> **PROBLEM**:
Reproduce the entries exactly, but keep the pictures out of the copy.

(Beginning of GIVEN DATA)

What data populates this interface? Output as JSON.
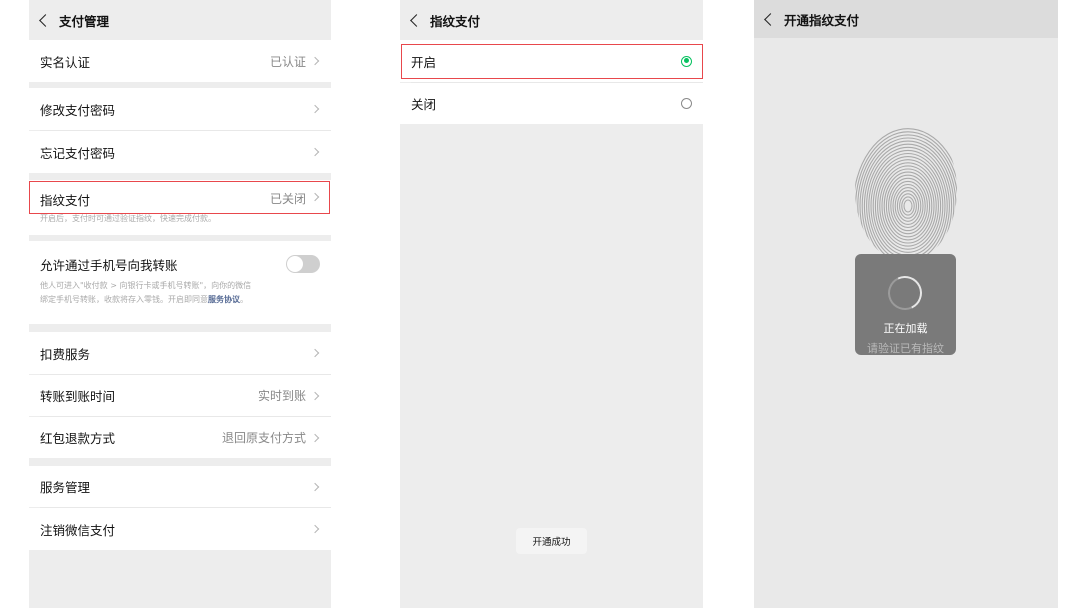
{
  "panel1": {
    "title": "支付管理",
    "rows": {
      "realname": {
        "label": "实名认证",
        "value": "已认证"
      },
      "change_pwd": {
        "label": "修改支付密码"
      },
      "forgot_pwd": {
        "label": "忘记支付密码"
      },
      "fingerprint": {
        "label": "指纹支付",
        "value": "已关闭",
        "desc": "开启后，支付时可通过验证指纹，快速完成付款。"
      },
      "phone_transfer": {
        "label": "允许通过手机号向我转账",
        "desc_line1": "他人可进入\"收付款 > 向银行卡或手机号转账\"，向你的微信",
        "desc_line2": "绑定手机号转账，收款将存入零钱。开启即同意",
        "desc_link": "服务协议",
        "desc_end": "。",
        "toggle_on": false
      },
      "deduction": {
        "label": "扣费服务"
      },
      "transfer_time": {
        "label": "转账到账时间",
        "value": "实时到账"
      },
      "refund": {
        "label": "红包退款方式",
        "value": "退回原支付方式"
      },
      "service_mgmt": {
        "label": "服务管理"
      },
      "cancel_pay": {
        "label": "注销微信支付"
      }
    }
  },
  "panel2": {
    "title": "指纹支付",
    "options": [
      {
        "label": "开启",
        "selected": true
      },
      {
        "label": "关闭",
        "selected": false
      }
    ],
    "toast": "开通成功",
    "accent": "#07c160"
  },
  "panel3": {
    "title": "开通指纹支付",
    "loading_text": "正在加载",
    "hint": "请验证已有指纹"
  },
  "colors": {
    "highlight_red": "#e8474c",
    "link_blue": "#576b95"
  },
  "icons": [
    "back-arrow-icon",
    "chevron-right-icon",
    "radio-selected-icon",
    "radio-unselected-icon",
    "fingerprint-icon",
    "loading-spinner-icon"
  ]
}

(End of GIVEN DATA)

> **RESPONSE AREA**:
What data populates this interface? Output as JSON.
{
  "panel1": {
    "title": "支付管理",
    "rows": {
      "realname": {
        "label": "实名认证",
        "value": "已认证"
      },
      "change_pwd": {
        "label": "修改支付密码"
      },
      "forgot_pwd": {
        "label": "忘记支付密码"
      },
      "fingerprint": {
        "label": "指纹支付",
        "value": "已关闭",
        "desc": "开启后，支付时可通过验证指纹，快速完成付款。"
      },
      "phone_transfer": {
        "label": "允许通过手机号向我转账",
        "desc_line1": "他人可进入\"收付款 > 向银行卡或手机号转账\"，向你的微信",
        "desc_line2": "绑定手机号转账，收款将存入零钱。开启即同意",
        "desc_link": "服务协议",
        "desc_end": "。",
        "toggle_on": false
      },
      "deduction": {
        "label": "扣费服务"
      },
      "transfer_time": {
        "label": "转账到账时间",
        "value": "实时到账"
      },
      "refund": {
        "label": "红包退款方式",
        "value": "退回原支付方式"
      },
      "service_mgmt": {
        "label": "服务管理"
      },
      "cancel_pay": {
        "label": "注销微信支付"
      }
    }
  },
  "panel2": {
    "title": "指纹支付",
    "options": [
      {
        "label": "开启",
        "selected": true
      },
      {
        "label": "关闭",
        "selected": false
      }
    ],
    "toast": "开通成功",
    "accent": "#07c160"
  },
  "panel3": {
    "title": "开通指纹支付",
    "loading_text": "正在加载",
    "hint": "请验证已有指纹"
  },
  "colors": {
    "highlight_red": "#e8474c",
    "link_blue": "#576b95"
  },
  "icons": [
    "back-arrow-icon",
    "chevron-right-icon",
    "radio-selected-icon",
    "radio-unselected-icon",
    "fingerprint-icon",
    "loading-spinner-icon"
  ]
}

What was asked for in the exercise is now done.